Input data:
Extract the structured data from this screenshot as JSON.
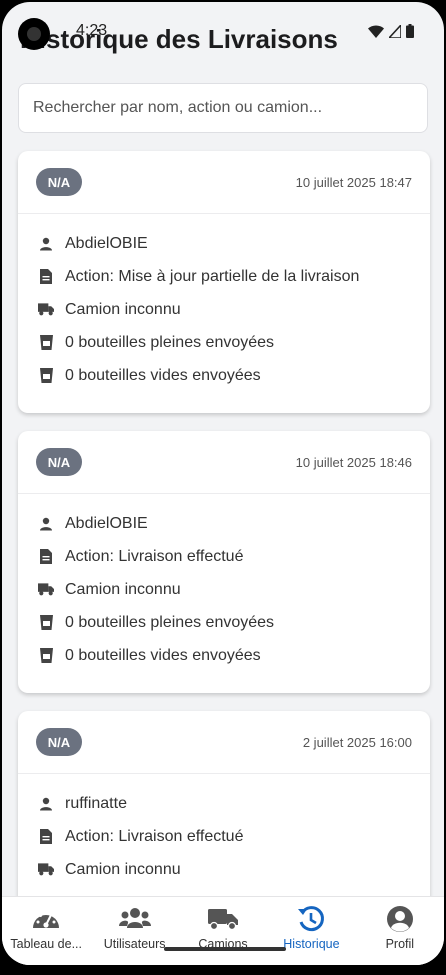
{
  "status_bar": {
    "time": "4:23"
  },
  "header": {
    "title": "Historique des Livraisons"
  },
  "search": {
    "placeholder": "Rechercher par nom, action ou camion..."
  },
  "deliveries": [
    {
      "badge": "N/A",
      "date": "10 juillet 2025 18:47",
      "user": "AbdielOBIE",
      "action": "Action: Mise à jour partielle de la livraison",
      "truck": "Camion inconnu",
      "full_bottles": "0 bouteilles pleines envoyées",
      "empty_bottles": "0 bouteilles vides envoyées"
    },
    {
      "badge": "N/A",
      "date": "10 juillet 2025 18:46",
      "user": "AbdielOBIE",
      "action": "Action: Livraison effectué",
      "truck": "Camion inconnu",
      "full_bottles": "0 bouteilles pleines envoyées",
      "empty_bottles": "0 bouteilles vides envoyées"
    },
    {
      "badge": "N/A",
      "date": "2 juillet 2025 16:00",
      "user": "ruffinatte",
      "action": "Action: Livraison effectué",
      "truck": "Camion inconnu",
      "full_bottles": "",
      "empty_bottles": ""
    }
  ],
  "nav": {
    "items": [
      {
        "label": "Tableau de...",
        "icon": "dashboard-gauge-icon"
      },
      {
        "label": "Utilisateurs",
        "icon": "users-icon"
      },
      {
        "label": "Camions",
        "icon": "truck-icon"
      },
      {
        "label": "Historique",
        "icon": "history-icon",
        "active": true
      },
      {
        "label": "Profil",
        "icon": "profile-icon"
      }
    ]
  },
  "colors": {
    "accent": "#1565c0",
    "badge": "#6b7280",
    "background": "#f2f3f5"
  }
}
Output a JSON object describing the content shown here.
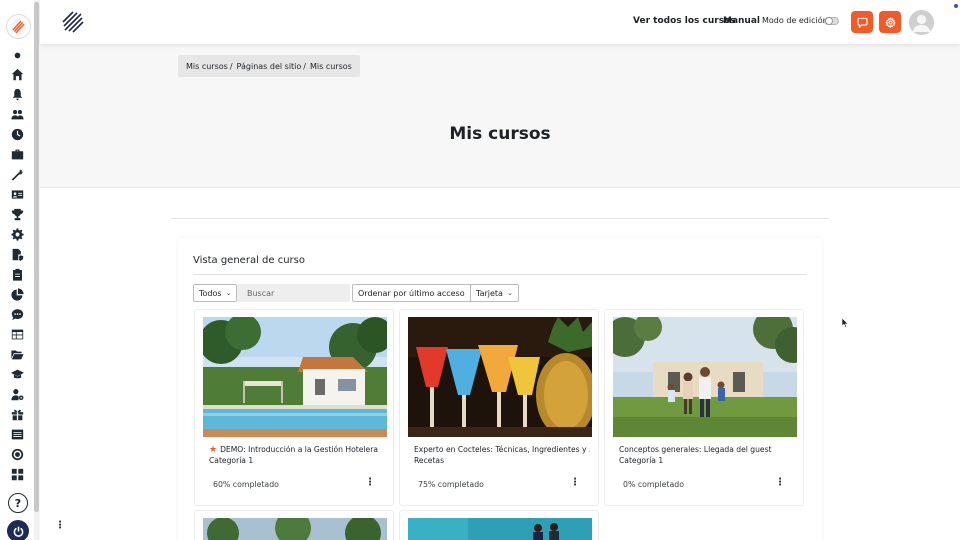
{
  "navbar": {
    "link_all_courses": "Ver todos los cursos",
    "link_manual": "Manual",
    "edit_mode_label": "Modo de edición"
  },
  "breadcrumb": [
    "Mis cursos",
    "Páginas del sitio",
    "Mis cursos"
  ],
  "page": {
    "title": "Mis cursos"
  },
  "overview": {
    "title": "Vista general de curso",
    "filter_label": "Todos",
    "search_placeholder": "Buscar",
    "sort_label": "Ordenar por último acceso",
    "view_label": "Tarjeta"
  },
  "courses": [
    {
      "title": "DEMO: Introducción a la Gestión Hotelera",
      "category": "Categoría 1",
      "progress": "60% completado",
      "progress_value": 60,
      "starred": true
    },
    {
      "title": "Experto en Cocteles: Técnicas, Ingredientes y ...",
      "category": "Recetas",
      "progress": "75% completado",
      "progress_value": 75,
      "starred": false
    },
    {
      "title": "Conceptos generales: Llegada del guest",
      "category": "Categoría 1",
      "progress": "0% completado",
      "progress_value": 0,
      "starred": false
    }
  ],
  "icons": {
    "sidebar": [
      "dot-icon",
      "home-icon",
      "bell-icon",
      "users-icon",
      "clock-icon",
      "briefcase-icon",
      "magic-wand-icon",
      "id-card-icon",
      "trophy-icon",
      "gear-icon",
      "file-shield-icon",
      "clipboard-icon",
      "pie-chart-icon",
      "chat-icon",
      "calendar-table-icon",
      "folder-open-icon",
      "graduation-cap-icon",
      "user-gear-icon",
      "gift-icon",
      "list-icon",
      "target-icon",
      "grid-icon"
    ]
  },
  "colors": {
    "accent": "#f15a29",
    "power": "#1c2b5a"
  }
}
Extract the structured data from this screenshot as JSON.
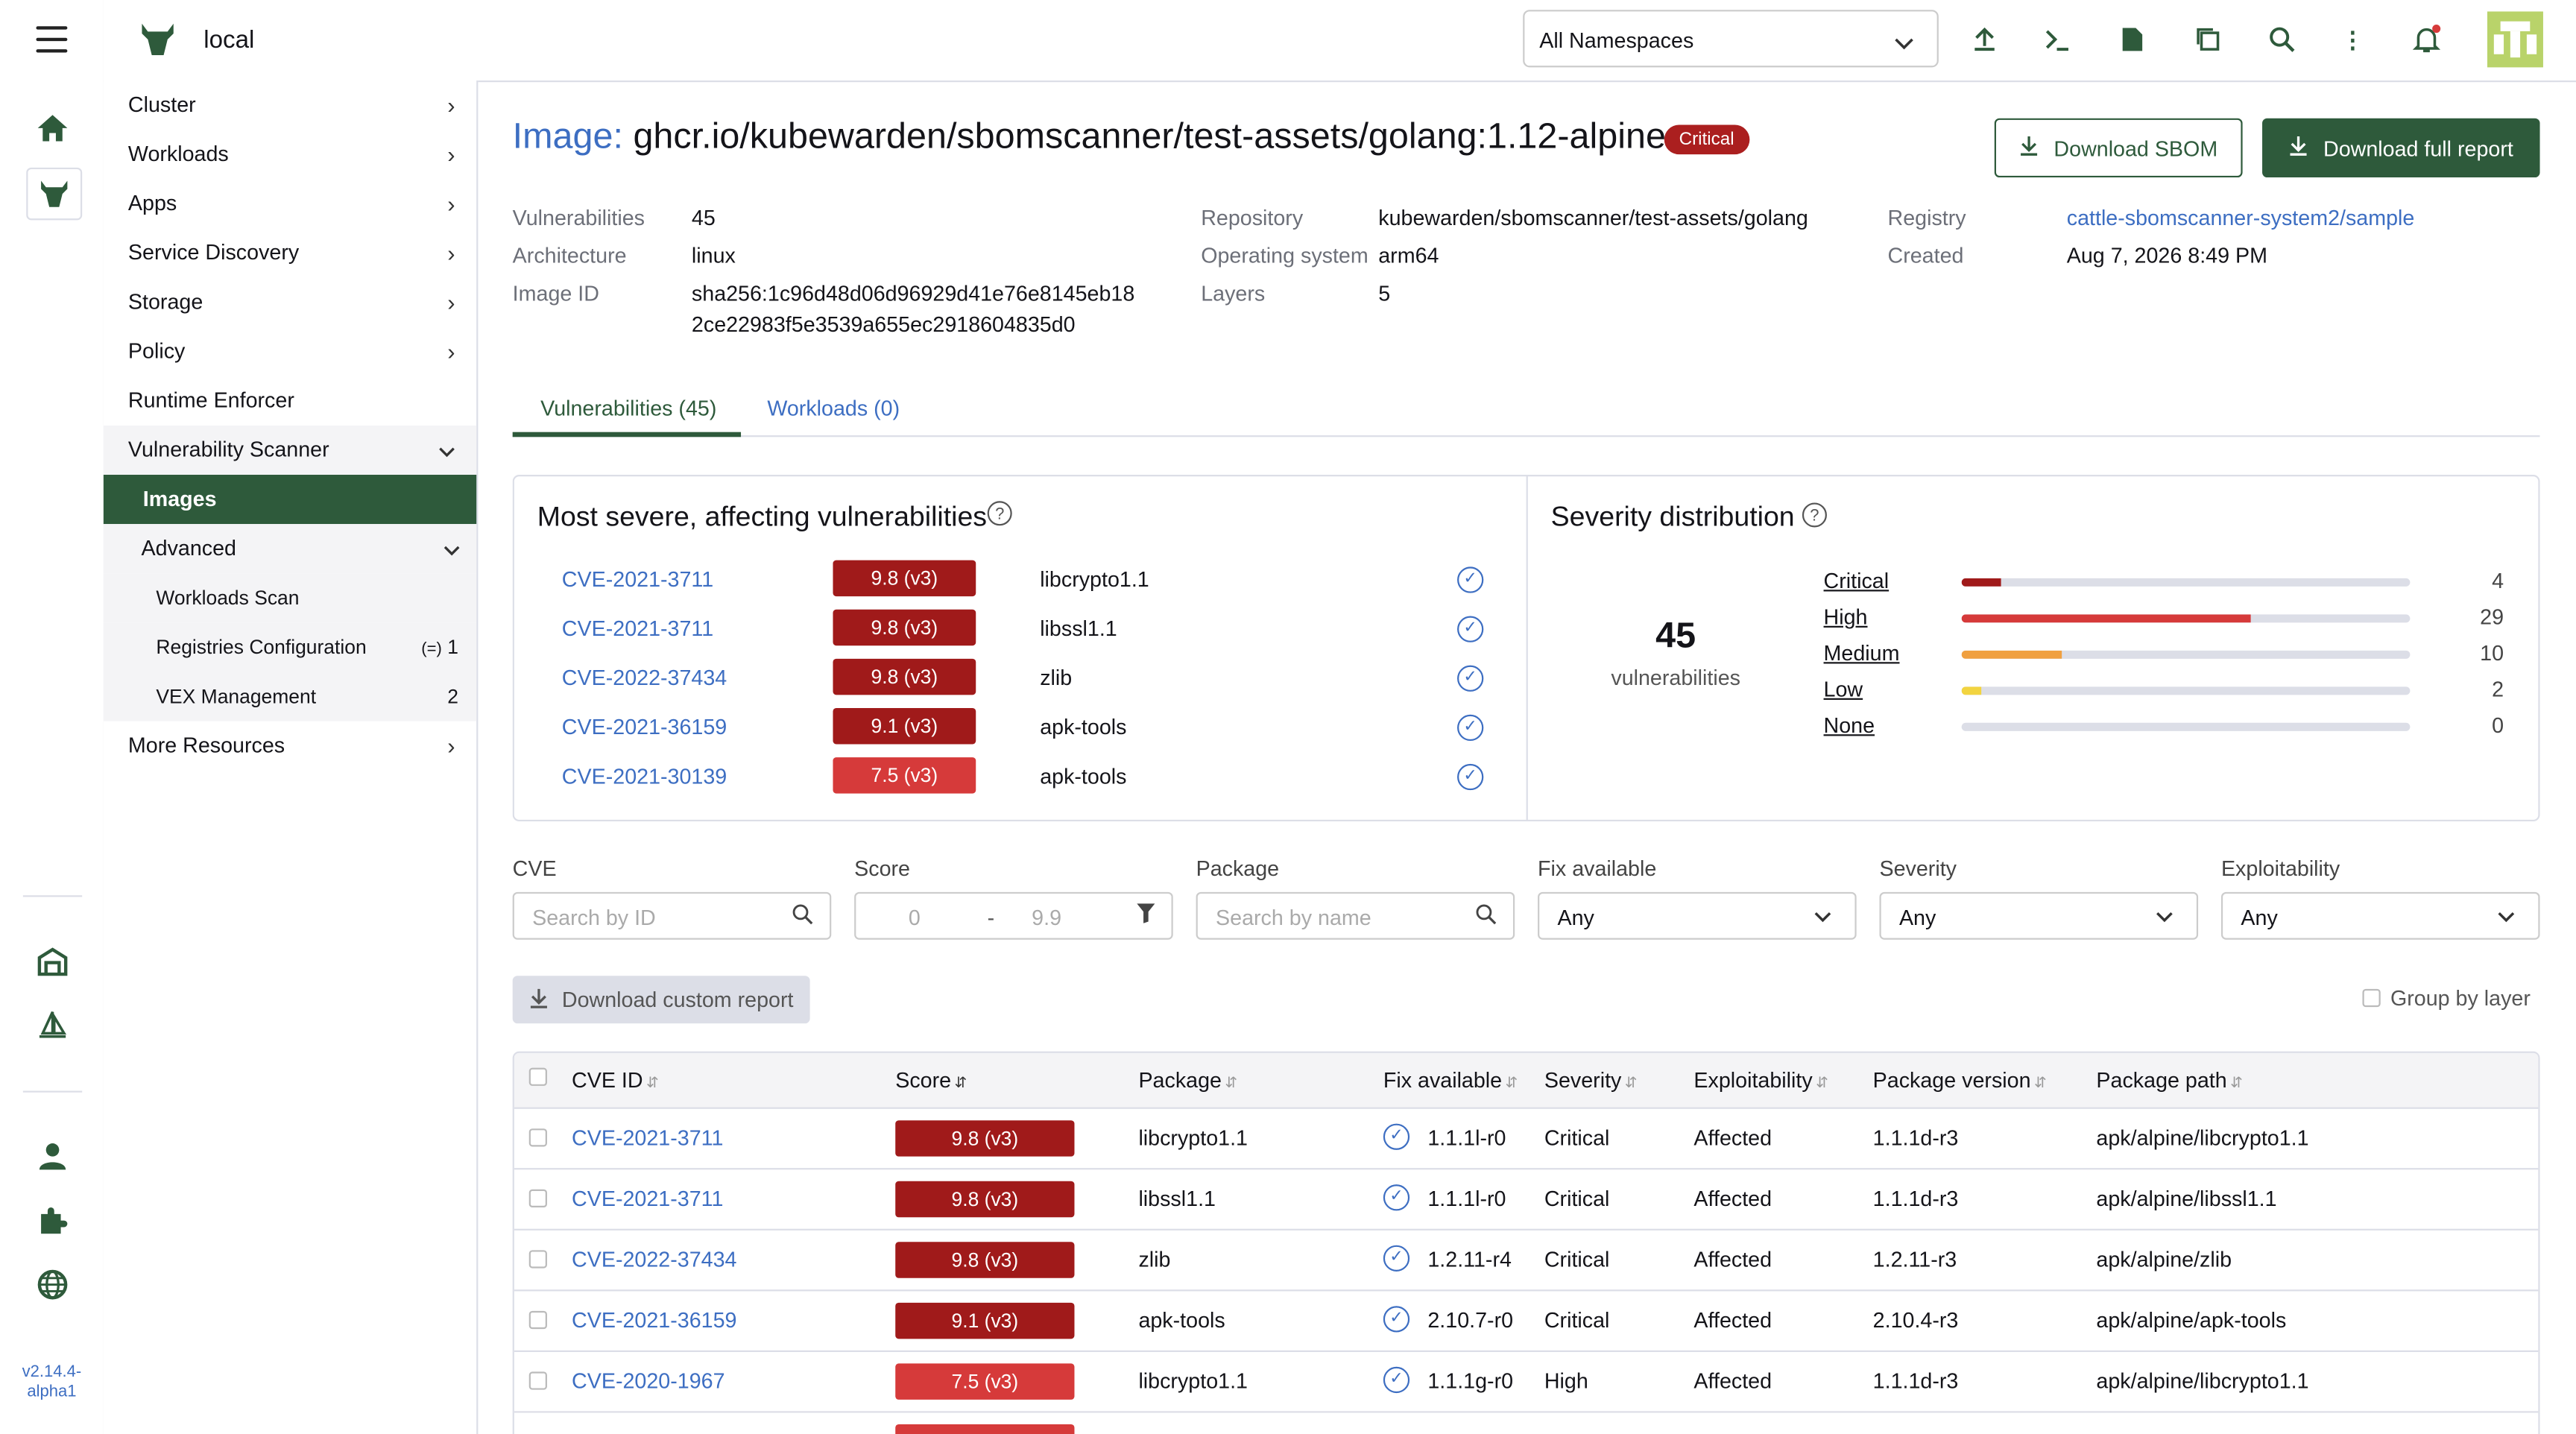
{
  "header": {
    "cluster_name": "local",
    "namespace_select": "All Namespaces",
    "icons": [
      "upload-icon",
      "terminal-icon",
      "file-icon",
      "copy-icon",
      "search-icon",
      "more-icon",
      "bell-icon"
    ]
  },
  "rail": {
    "version": "v2.14.4-alpha1"
  },
  "sidebar": {
    "items": [
      {
        "label": "Cluster"
      },
      {
        "label": "Workloads"
      },
      {
        "label": "Apps"
      },
      {
        "label": "Service Discovery"
      },
      {
        "label": "Storage"
      },
      {
        "label": "Policy"
      },
      {
        "label": "Runtime Enforcer"
      },
      {
        "label": "Vulnerability Scanner"
      },
      {
        "label": "Images"
      },
      {
        "label": "Advanced"
      },
      {
        "label": "Workloads Scan"
      },
      {
        "label": "Registries Configuration",
        "count": "1"
      },
      {
        "label": "VEX Management",
        "count": "2"
      },
      {
        "label": "More Resources"
      }
    ]
  },
  "image": {
    "title_label": "Image:",
    "title_value": "ghcr.io/kubewarden/sbomscanner/test-assets/golang:1.12-alpine",
    "badge": "Critical",
    "download_sbom": "Download SBOM",
    "download_full": "Download full report",
    "meta": {
      "vulnerabilities_k": "Vulnerabilities",
      "vulnerabilities_v": "45",
      "architecture_k": "Architecture",
      "architecture_v": "linux",
      "image_id_k": "Image ID",
      "image_id_v1": "sha256:1c96d48d06d96929d41e76e8145eb18",
      "image_id_v2": "2ce22983f5e3539a655ec2918604835d0",
      "repository_k": "Repository",
      "repository_v": "kubewarden/sbomscanner/test-assets/golang",
      "os_k": "Operating system",
      "os_v": "arm64",
      "layers_k": "Layers",
      "layers_v": "5",
      "registry_k": "Registry",
      "registry_v": "cattle-sbomscanner-system2/sample",
      "created_k": "Created",
      "created_v": "Aug 7, 2026 8:49 PM"
    }
  },
  "tabs": [
    {
      "label": "Vulnerabilities (45)"
    },
    {
      "label": "Workloads (0)"
    }
  ],
  "most_severe": {
    "title": "Most severe, affecting vulnerabilities",
    "rows": [
      {
        "cve": "CVE-2021-3711",
        "score": "9.8 (v3)",
        "package": "libcrypto1.1",
        "color": "#a01a1a"
      },
      {
        "cve": "CVE-2021-3711",
        "score": "9.8 (v3)",
        "package": "libssl1.1",
        "color": "#a01a1a"
      },
      {
        "cve": "CVE-2022-37434",
        "score": "9.8 (v3)",
        "package": "zlib",
        "color": "#a01a1a"
      },
      {
        "cve": "CVE-2021-36159",
        "score": "9.1 (v3)",
        "package": "apk-tools",
        "color": "#a01a1a"
      },
      {
        "cve": "CVE-2021-30139",
        "score": "7.5 (v3)",
        "package": "apk-tools",
        "color": "#d63a3a"
      }
    ]
  },
  "severity_distribution": {
    "title": "Severity distribution",
    "total": "45",
    "total_label": "vulnerabilities",
    "levels": [
      {
        "name": "Critical",
        "count": 4,
        "color": "#a01a1a"
      },
      {
        "name": "High",
        "count": 29,
        "color": "#d63a3a"
      },
      {
        "name": "Medium",
        "count": 10,
        "color": "#f0a040"
      },
      {
        "name": "Low",
        "count": 2,
        "color": "#f2d440"
      },
      {
        "name": "None",
        "count": 0,
        "color": "#999999"
      }
    ]
  },
  "filters": {
    "cve_label": "CVE",
    "cve_placeholder": "Search by ID",
    "score_label": "Score",
    "score_min": "0",
    "score_sep": "-",
    "score_max": "9.9",
    "package_label": "Package",
    "package_placeholder": "Search by name",
    "fix_label": "Fix available",
    "fix_value": "Any",
    "severity_label": "Severity",
    "severity_value": "Any",
    "exploit_label": "Exploitability",
    "exploit_value": "Any"
  },
  "actions": {
    "custom_report": "Download custom report",
    "group_by_layer": "Group by layer"
  },
  "table": {
    "columns": [
      "CVE ID",
      "Score",
      "Package",
      "Fix available",
      "Severity",
      "Exploitability",
      "Package version",
      "Package path"
    ],
    "rows": [
      {
        "cve": "CVE-2021-3711",
        "score": "9.8 (v3)",
        "color": "#a01a1a",
        "package": "libcrypto1.1",
        "fix": "1.1.1l-r0",
        "severity": "Critical",
        "exploitability": "Affected",
        "version": "1.1.1d-r3",
        "path": "apk/alpine/libcrypto1.1"
      },
      {
        "cve": "CVE-2021-3711",
        "score": "9.8 (v3)",
        "color": "#a01a1a",
        "package": "libssl1.1",
        "fix": "1.1.1l-r0",
        "severity": "Critical",
        "exploitability": "Affected",
        "version": "1.1.1d-r3",
        "path": "apk/alpine/libssl1.1"
      },
      {
        "cve": "CVE-2022-37434",
        "score": "9.8 (v3)",
        "color": "#a01a1a",
        "package": "zlib",
        "fix": "1.2.11-r4",
        "severity": "Critical",
        "exploitability": "Affected",
        "version": "1.2.11-r3",
        "path": "apk/alpine/zlib"
      },
      {
        "cve": "CVE-2021-36159",
        "score": "9.1 (v3)",
        "color": "#a01a1a",
        "package": "apk-tools",
        "fix": "2.10.7-r0",
        "severity": "Critical",
        "exploitability": "Affected",
        "version": "2.10.4-r3",
        "path": "apk/alpine/apk-tools"
      },
      {
        "cve": "CVE-2020-1967",
        "score": "7.5 (v3)",
        "color": "#d63a3a",
        "package": "libcrypto1.1",
        "fix": "1.1.1g-r0",
        "severity": "High",
        "exploitability": "Affected",
        "version": "1.1.1d-r3",
        "path": "apk/alpine/libcrypto1.1"
      }
    ]
  }
}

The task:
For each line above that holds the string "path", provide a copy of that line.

Response for this exercise:
      "Package path"
        "path": "apk/alpine/libcrypto1.1"
        "path": "apk/alpine/libssl1.1"
        "path": "apk/alpine/zlib"
        "path": "apk/alpine/apk-tools"
        "path": "apk/alpine/libcrypto1.1"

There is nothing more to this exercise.